__Stored data__:
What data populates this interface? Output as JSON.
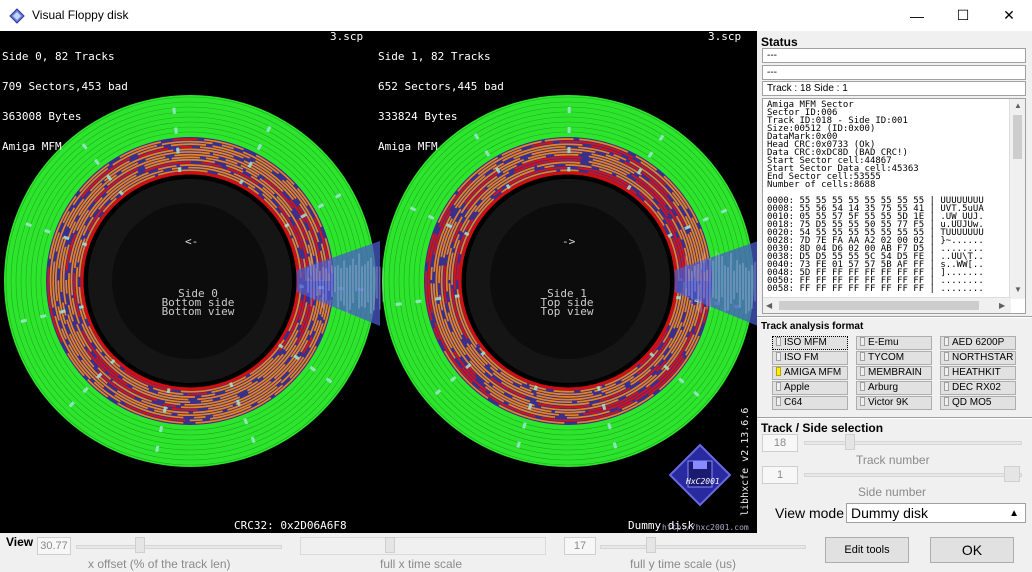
{
  "window": {
    "title": "Visual Floppy disk",
    "minimize_glyph": "—",
    "maximize_glyph": "☐",
    "close_glyph": "✕"
  },
  "viewer": {
    "left_header": [
      "Side 0, 82 Tracks",
      "709 Sectors,453 bad",
      "363008 Bytes",
      "Amiga MFM"
    ],
    "left_file": "3.scp",
    "right_header": [
      "Side 1, 82 Tracks",
      "652 Sectors,445 bad",
      "333824 Bytes",
      "Amiga MFM"
    ],
    "right_file": "3.scp",
    "left_center": [
      "<-",
      "Side 0",
      "Bottom side",
      "Bottom view"
    ],
    "right_center": [
      "->",
      "Side 1",
      "Top side",
      "Top view"
    ],
    "crc": "CRC32: 0x2D06A6F8",
    "dummy": "Dummy disk",
    "version": "libhxcfe v2.13.6.6",
    "logo_text": "HxC2001",
    "url": "http://hxc2001.com",
    "colors": {
      "ok_sector": "#e8841c",
      "bad_sector": "#e01010",
      "unformatted": "#2ee52e",
      "gap": "#3a2f8a",
      "hub_ring": "#d01010"
    }
  },
  "status": {
    "title": "Status",
    "field1": "---",
    "field2": "---",
    "track_side": "Track : 18 Side : 1",
    "info_lines": [
      "Amiga MFM Sector",
      "Sector ID:006",
      "Track ID:018 - Side ID:001",
      "Size:00512 (ID:0x00)",
      "DataMark:0x00",
      "Head CRC:0x0733 (Ok)",
      "Data CRC:0xDC8D (BAD CRC!)",
      "Start Sector cell:44867",
      "Start Sector Data cell:45363",
      "End Sector cell:53555",
      "Number of cells:8688",
      "",
      "0000: 55 55 55 55 55 55 55 55 | UUUUUUUU",
      "0008: 55 56 54 14 35 75 55 41 | UVT.5uUA",
      "0010: 05 55 57 5F 55 55 5D 1E | .UW_UUJ.",
      "0018: 75 D5 55 55 50 55 77 F5 | u.UUJUw.",
      "0020: 54 55 55 55 55 55 55 55 | TUUUUUUU",
      "0028: 7D 7E FA AA A2 02 00 02 | }~......",
      "0030: 8D 04 D6 02 00 AB F7 D5 | ........",
      "0038: D5 D5 55 55 5C 54 D5 FE | ..UU\\T..",
      "0040: 73 FE 01 57 57 5B AF FF | s..WW[..",
      "0048: 5D FF FF FF FF FF FF FF | ].......",
      "0050: FF FF FF FF FF FF FF FF | ........",
      "0058: FF FF FF FF FF FF FF FF | ........"
    ]
  },
  "analysis": {
    "title": "Track analysis format",
    "formats": [
      {
        "label": "ISO MFM",
        "active": false,
        "selected": true
      },
      {
        "label": "E-Emu",
        "active": false,
        "selected": false
      },
      {
        "label": "AED 6200P",
        "active": false,
        "selected": false
      },
      {
        "label": "ISO FM",
        "active": false,
        "selected": false
      },
      {
        "label": "TYCOM",
        "active": false,
        "selected": false
      },
      {
        "label": "NORTHSTAR",
        "active": false,
        "selected": false
      },
      {
        "label": "AMIGA MFM",
        "active": true,
        "selected": false
      },
      {
        "label": "MEMBRAIN",
        "active": false,
        "selected": false
      },
      {
        "label": "HEATHKIT",
        "active": false,
        "selected": false
      },
      {
        "label": "Apple",
        "active": false,
        "selected": false
      },
      {
        "label": "Arburg",
        "active": false,
        "selected": false
      },
      {
        "label": "DEC RX02",
        "active": false,
        "selected": false
      },
      {
        "label": "C64",
        "active": false,
        "selected": false
      },
      {
        "label": "Victor 9K",
        "active": false,
        "selected": false
      },
      {
        "label": "QD MO5",
        "active": false,
        "selected": false
      }
    ]
  },
  "track_side": {
    "title": "Track / Side selection",
    "track_value": "18",
    "track_label": "Track number",
    "side_value": "1",
    "side_label": "Side number",
    "view_mode_label": "View mode",
    "view_mode_value": "Dummy disk"
  },
  "bottom": {
    "view_label": "View",
    "x_offset_value": "30.77",
    "x_offset_label": "x offset (% of the track len)",
    "x_time_label": "full x time scale",
    "y_time_value": "17",
    "y_time_label": "full y time scale (us)",
    "edit_tools": "Edit tools",
    "ok": "OK"
  }
}
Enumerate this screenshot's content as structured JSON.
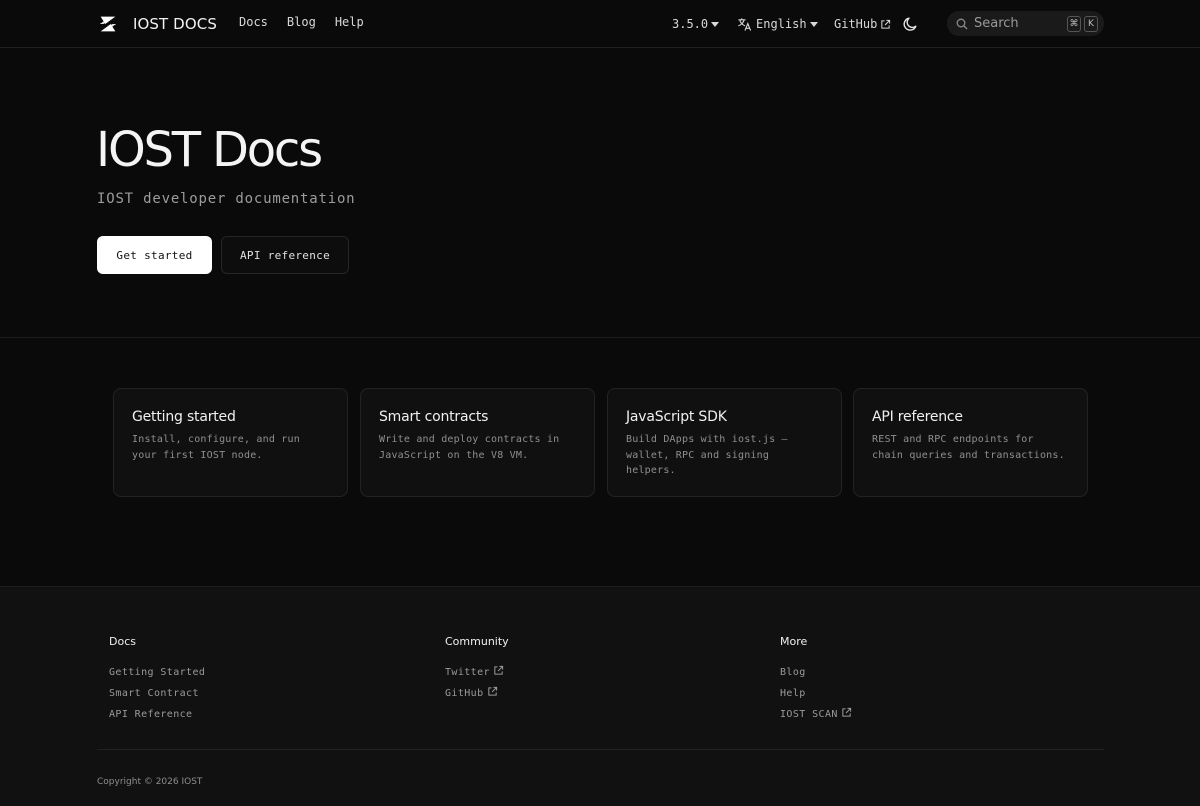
{
  "navbar": {
    "brand": "IOST DOCS",
    "links": [
      "Docs",
      "Blog",
      "Help"
    ],
    "version": "3.5.0",
    "language": "English",
    "github": "GitHub",
    "search": {
      "placeholder": "Search",
      "keys": [
        "⌘",
        "K"
      ]
    }
  },
  "hero": {
    "title": "IOST Docs",
    "tagline": "IOST developer documentation",
    "primary_button": "Get started",
    "secondary_button": "API reference"
  },
  "cards": [
    {
      "title": "Getting started",
      "description": "Install, configure, and run your first IOST node."
    },
    {
      "title": "Smart contracts",
      "description": "Write and deploy contracts in JavaScript on the V8 VM."
    },
    {
      "title": "JavaScript SDK",
      "description": "Build DApps with iost.js — wallet, RPC and signing helpers."
    },
    {
      "title": "API reference",
      "description": "REST and RPC endpoints for chain queries and transactions."
    }
  ],
  "footer": {
    "columns": [
      {
        "heading": "Docs",
        "links": [
          "Getting Started",
          "Smart Contract",
          "API Reference"
        ]
      },
      {
        "heading": "Community",
        "links": [
          "Twitter",
          "GitHub"
        ]
      },
      {
        "heading": "More",
        "links": [
          "Blog",
          "Help",
          "IOST SCAN"
        ]
      }
    ],
    "copyright": "Copyright © 2026 IOST"
  },
  "colors": {
    "background": "#0a0a0a",
    "footer_background": "#111111",
    "primary_button": "#ffffff",
    "card_background": "#101010"
  },
  "icons": {
    "logo": "iost-logo-icon",
    "language": "translate-icon",
    "external": "external-link-icon",
    "theme": "moon-icon",
    "search": "search-icon"
  }
}
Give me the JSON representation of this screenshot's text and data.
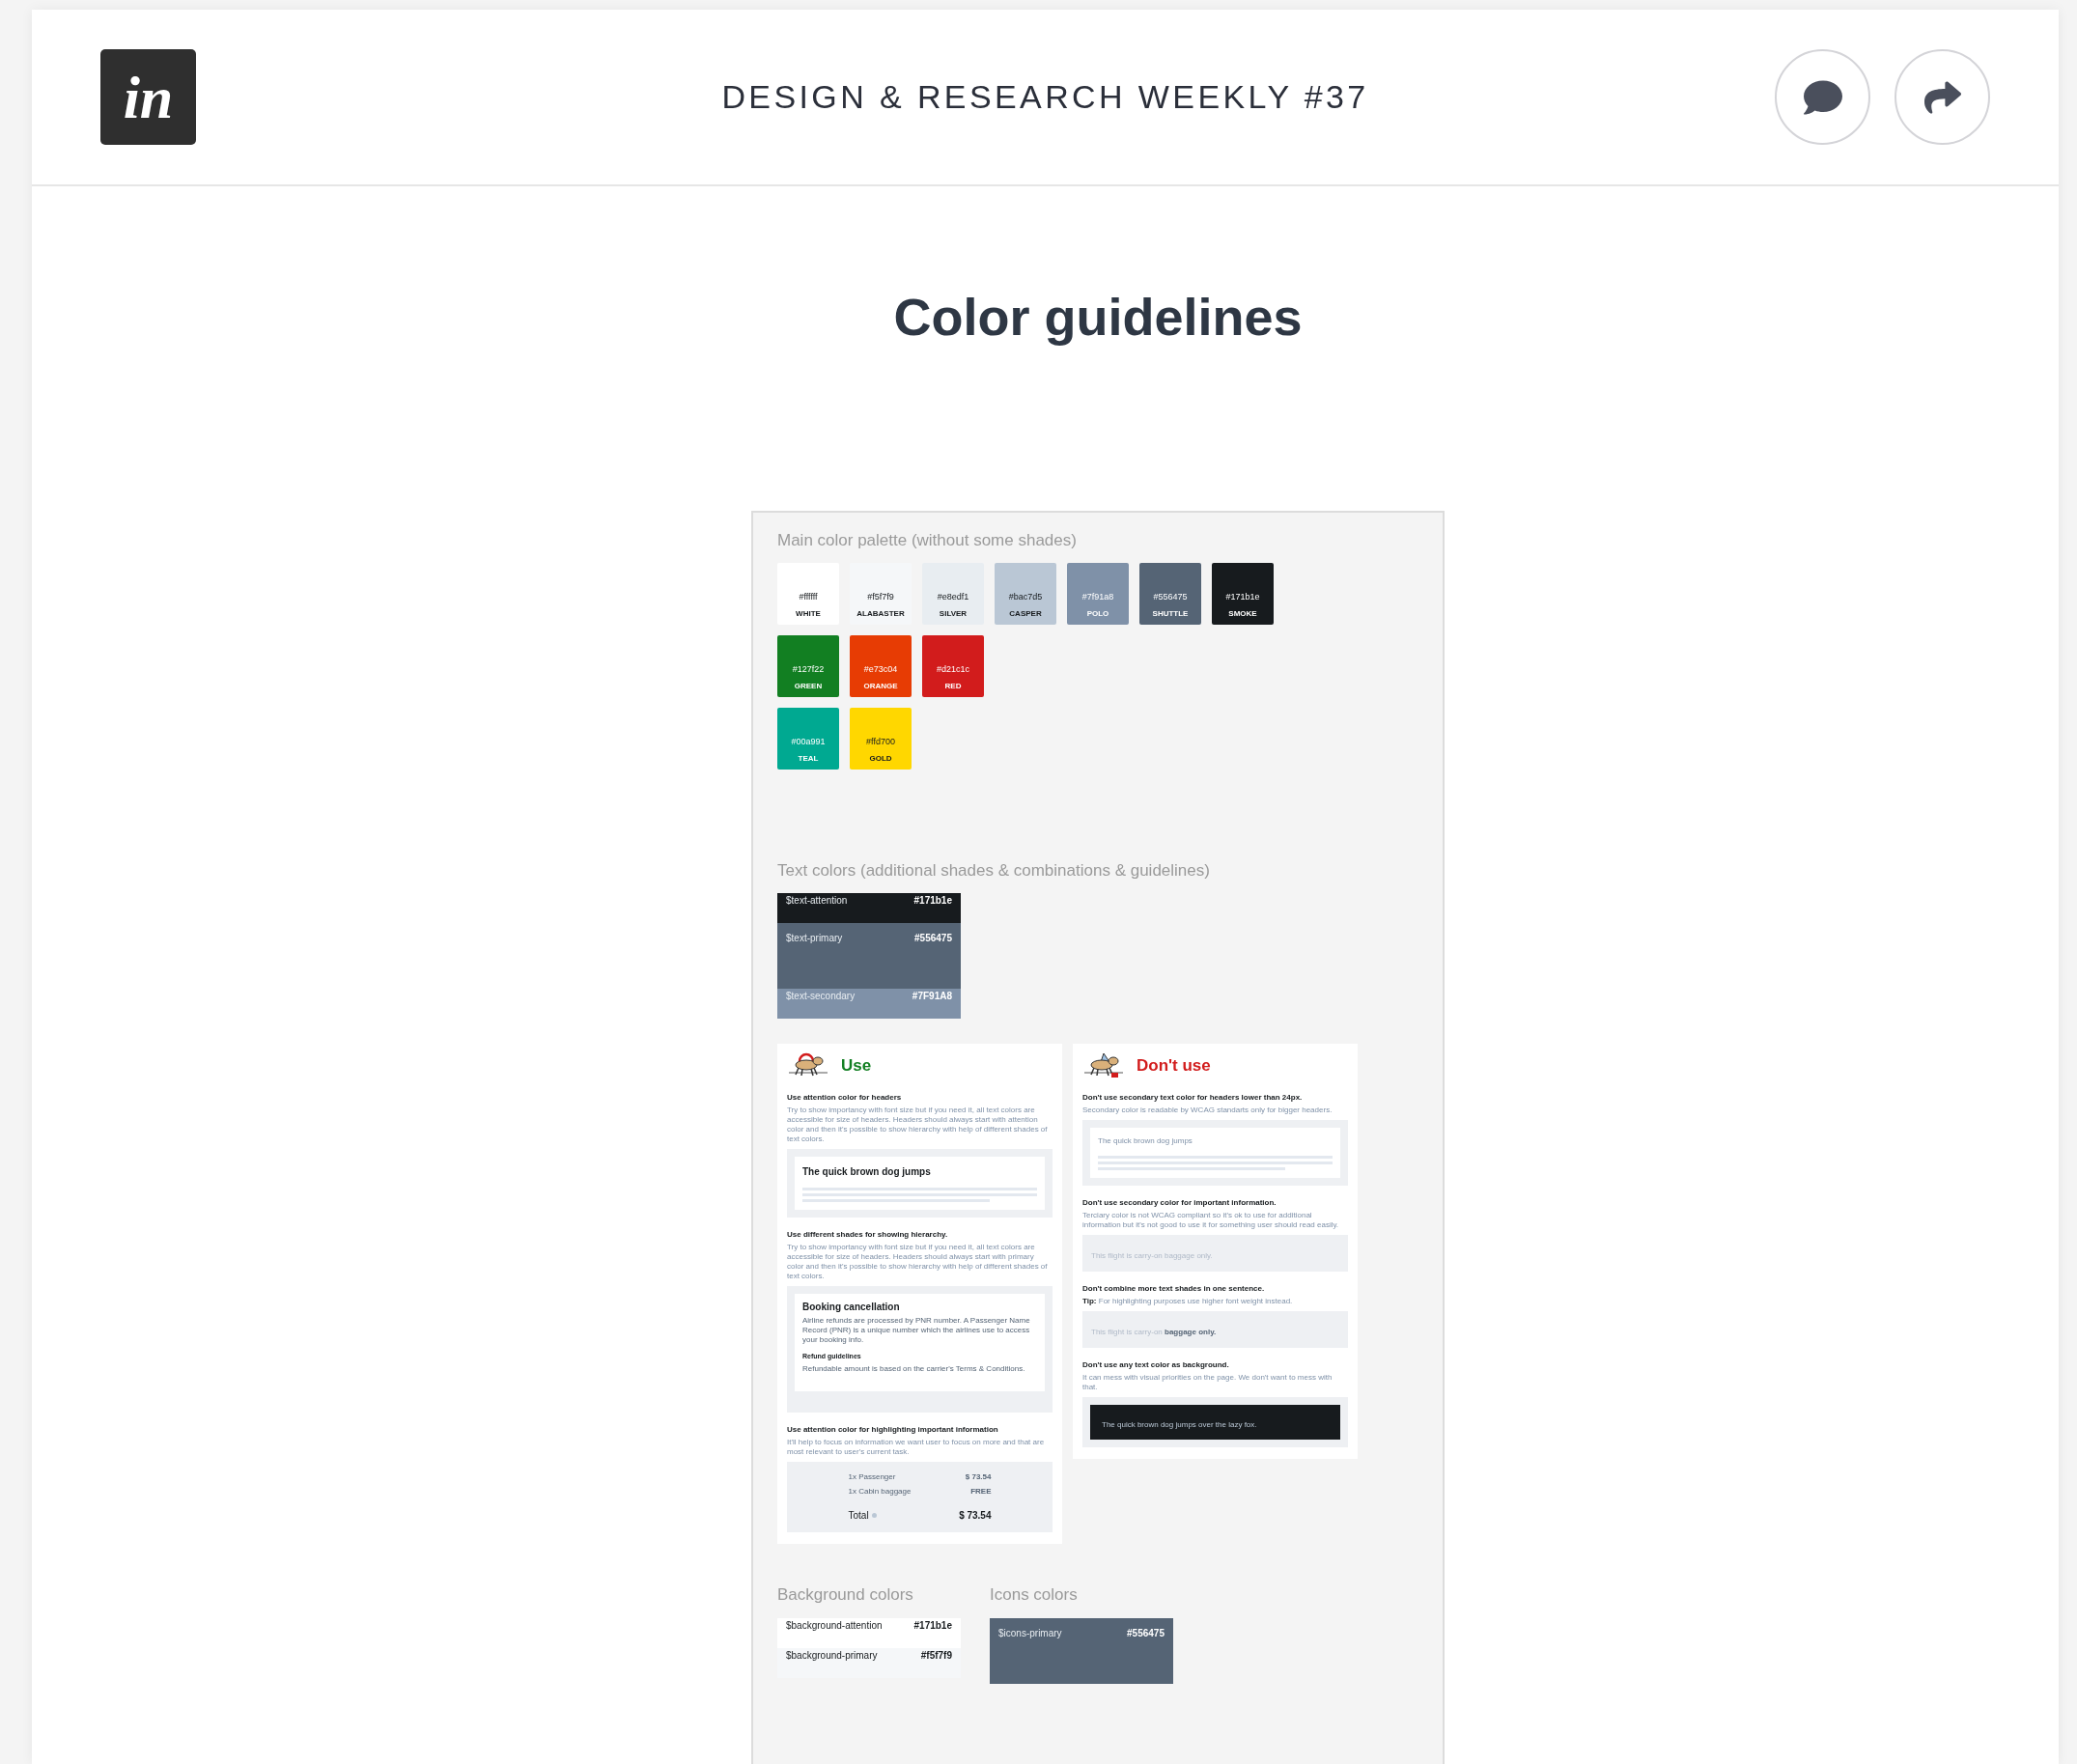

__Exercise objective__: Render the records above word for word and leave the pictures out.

__Exercise result__:
What data populates this interface? Output as JSON.
{
  "window": {
    "title": "Visual Floppy disk",
    "minimize_glyph": "—",
    "maximize_glyph": "☐",
    "close_glyph": "✕"
  },
  "viewer": {
    "left_header": [
      "Side 0, 82 Tracks",
      "709 Sectors,453 bad",
      "363008 Bytes",
      "Amiga MFM"
    ],
    "left_file": "3.scp",
    "right_header": [
      "Side 1, 82 Tracks",
      "652 Sectors,445 bad",
      "333824 Bytes",
      "Amiga MFM"
    ],
    "right_file": "3.scp",
    "left_center": [
      "<-",
      "Side 0",
      "Bottom side",
      "Bottom view"
    ],
    "right_center": [
      "->",
      "Side 1",
      "Top side",
      "Top view"
    ],
    "crc": "CRC32: 0x2D06A6F8",
    "dummy": "Dummy disk",
    "version": "libhxcfe v2.13.6.6",
    "logo_text": "HxC2001",
    "url": "http://hxc2001.com",
    "colors": {
      "ok_sector": "#e8841c",
      "bad_sector": "#e01010",
      "unformatted": "#2ee52e",
      "gap": "#3a2f8a",
      "hub_ring": "#d01010"
    }
  },
  "status": {
    "title": "Status",
    "field1": "---",
    "field2": "---",
    "track_side": "Track : 18 Side : 1",
    "info_lines": [
      "Amiga MFM Sector",
      "Sector ID:006",
      "Track ID:018 - Side ID:001",
      "Size:00512 (ID:0x00)",
      "DataMark:0x00",
      "Head CRC:0x0733 (Ok)",
      "Data CRC:0xDC8D (BAD CRC!)",
      "Start Sector cell:44867",
      "Start Sector Data cell:45363",
      "End Sector cell:53555",
      "Number of cells:8688",
      "",
      "0000: 55 55 55 55 55 55 55 55 | UUUUUUUU",
      "0008: 55 56 54 14 35 75 55 41 | UVT.5uUA",
      "0010: 05 55 57 5F 55 55 5D 1E | .UW_UUJ.",
      "0018: 75 D5 55 55 50 55 77 F5 | u.UUJUw.",
      "0020: 54 55 55 55 55 55 55 55 | TUUUUUUU",
      "0028: 7D 7E FA AA A2 02 00 02 | }~......",
      "0030: 8D 04 D6 02 00 AB F7 D5 | ........",
      "0038: D5 D5 55 55 5C 54 D5 FE | ..UU\\T..",
      "0040: 73 FE 01 57 57 5B AF FF | s..WW[..",
      "0048: 5D FF FF FF FF FF FF FF | ].......",
      "0050: FF FF FF FF FF FF FF FF | ........",
      "0058: FF FF FF FF FF FF FF FF | ........"
    ]
  },
  "analysis": {
    "title": "Track analysis format",
    "formats": [
      {
        "label": "ISO MFM",
        "active": false,
        "selected": true
      },
      {
        "label": "E-Emu",
        "active": false,
        "selected": false
      },
      {
        "label": "AED 6200P",
        "active": false,
        "selected": false
      },
      {
        "label": "ISO FM",
        "active": false,
        "selected": false
      },
      {
        "label": "TYCOM",
        "active": false,
        "selected": false
      },
      {
        "label": "NORTHSTAR",
        "active": false,
        "selected": false
      },
      {
        "label": "AMIGA MFM",
        "active": true,
        "selected": false
      },
      {
        "label": "MEMBRAIN",
        "active": false,
        "selected": false
      },
      {
        "label": "HEATHKIT",
        "active": false,
        "selected": false
      },
      {
        "label": "Apple",
        "active": false,
        "selected": false
      },
      {
        "label": "Arburg",
        "active": false,
        "selected": false
      },
      {
        "label": "DEC RX02",
        "active": false,
        "selected": false
      },
      {
        "label": "C64",
        "active": false,
        "selected": false
      },
      {
        "label": "Victor 9K",
        "active": false,
        "selected": false
      },
      {
        "label": "QD MO5",
        "active": false,
        "selected": false
      }
    ]
  },
  "track_side": {
    "title": "Track / Side selection",
    "track_value": "18",
    "track_label": "Track number",
    "side_value": "1",
    "side_label": "Side number",
    "view_mode_label": "View mode",
    "view_mode_value": "Dummy disk"
  },
  "bottom": {
    "view_label": "View",
    "x_offset_value": "30.77",
    "x_offset_label": "x offset (% of the track len)",
    "x_time_label": "full x time scale",
    "y_time_value": "17",
    "y_time_label": "full y time scale (us)",
    "edit_tools": "Edit tools",
    "ok": "OK"
  }
}
Enumerate this screenshot's content as structured JSON.
{
  "navbar": {
    "brand": "IOST DOCS",
    "links": [
      "Docs",
      "Blog",
      "Help"
    ],
    "version": "3.5.0",
    "language": "English",
    "github": "GitHub",
    "search": {
      "placeholder": "Search",
      "keys": [
        "⌘",
        "K"
      ]
    }
  },
  "hero": {
    "title": "IOST Docs",
    "tagline": "IOST developer documentation",
    "primary_button": "Get started",
    "secondary_button": "API reference"
  },
  "cards": [
    {
      "title": "Getting started",
      "description": "Install, configure, and run your first IOST node."
    },
    {
      "title": "Smart contracts",
      "description": "Write and deploy contracts in JavaScript on the V8 VM."
    },
    {
      "title": "JavaScript SDK",
      "description": "Build DApps with iost.js — wallet, RPC and signing helpers."
    },
    {
      "title": "API reference",
      "description": "REST and RPC endpoints for chain queries and transactions."
    }
  ],
  "footer": {
    "columns": [
      {
        "heading": "Docs",
        "links": [
          "Getting Started",
          "Smart Contract",
          "API Reference"
        ]
      },
      {
        "heading": "Community",
        "links": [
          "Twitter",
          "GitHub"
        ]
      },
      {
        "heading": "More",
        "links": [
          "Blog",
          "Help",
          "IOST SCAN"
        ]
      }
    ],
    "copyright": "Copyright © 2026 IOST"
  },
  "colors": {
    "background": "#0a0a0a",
    "footer_background": "#111111",
    "primary_button": "#ffffff",
    "card_background": "#101010"
  },
  "icons": {
    "logo": "iost-logo-icon",
    "language": "translate-icon",
    "external": "external-link-icon",
    "theme": "moon-icon",
    "search": "search-icon"
  }
}
Give me the JSON representation of this screenshot's text and data.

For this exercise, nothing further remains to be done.